U.S. Classification707/693, 707/803, 707/797, 707/697
International ClassificationG06F7/00
Cooperative ClassificationG06F17/30067
European ClassificationG06F17/30F
Legal Events
DateCodeEventDescription
Dec 27, 2013FPAYFee payment
Year of fee payment: 4
May 11, 2006ASAssignment
Owner name: SUN MICROSYSTEMS, INC., CALIFORNIA
Free format text: ASSIGNMENT OF ASSIGNORS INTEREST;ASSIGNORS:AHRENS, MATTHEW A.;MAYBEE, MARK J.;REEL/FRAME:017865/0007;SIGNING DATES FROM 20060427 TO 20060506
Owner name: SUN MICROSYSTEMS, INC.,CALIFORNIA
Free format text: ASSIGNMENT OF ASSIGNORS INTEREST;ASSIGNORS:AHRENS, MATTHEW A.;MAYBEE, MARK J.;SIGNED BETWEEN 20060427 AND 20060506;REEL/FRAME:17865/7
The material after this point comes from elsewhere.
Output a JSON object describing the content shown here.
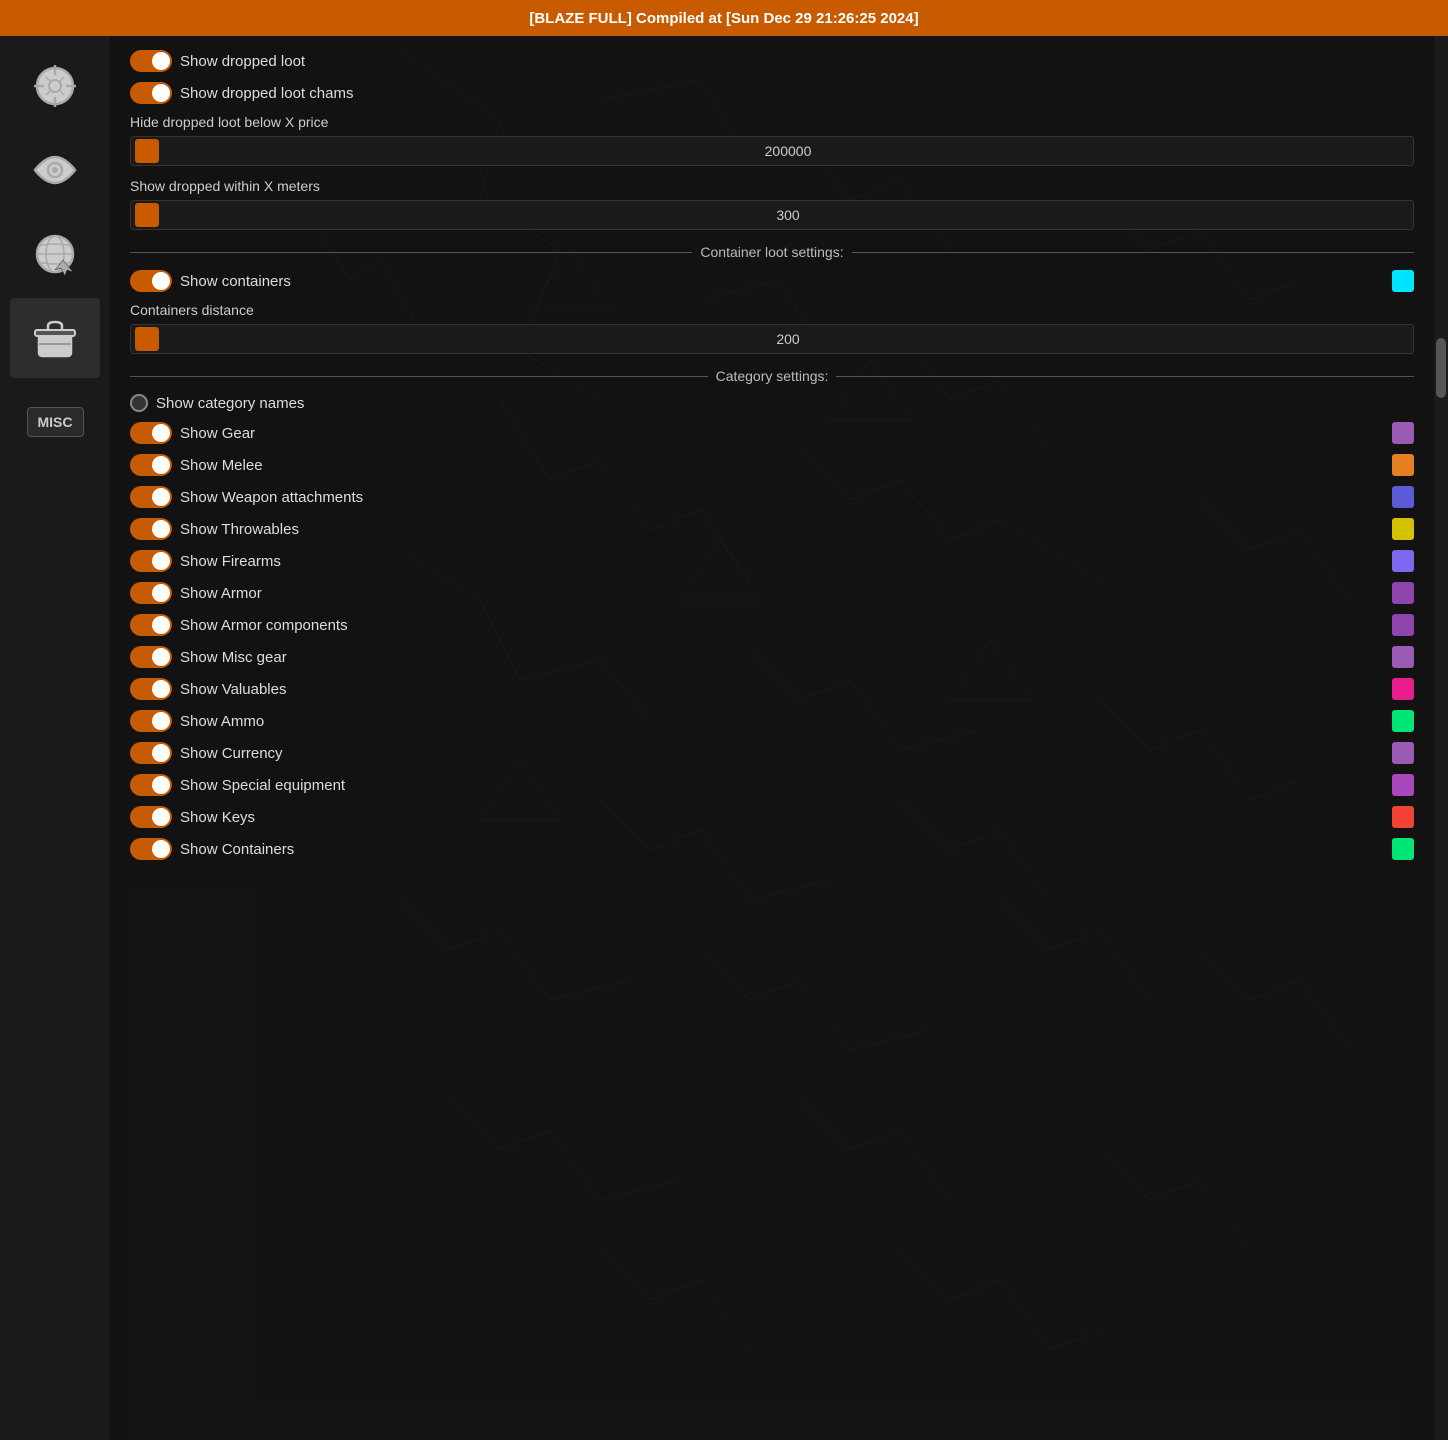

Free format text: ASSIGNMENT OF ASSIGNORS INTEREST;ASSIGNORS:AHRENS, MATTHEW A.;MAYBEE, MARK J.;SIGNING DATES FROM 20060427 TO 20060506;REEL/FRAME:017865/0007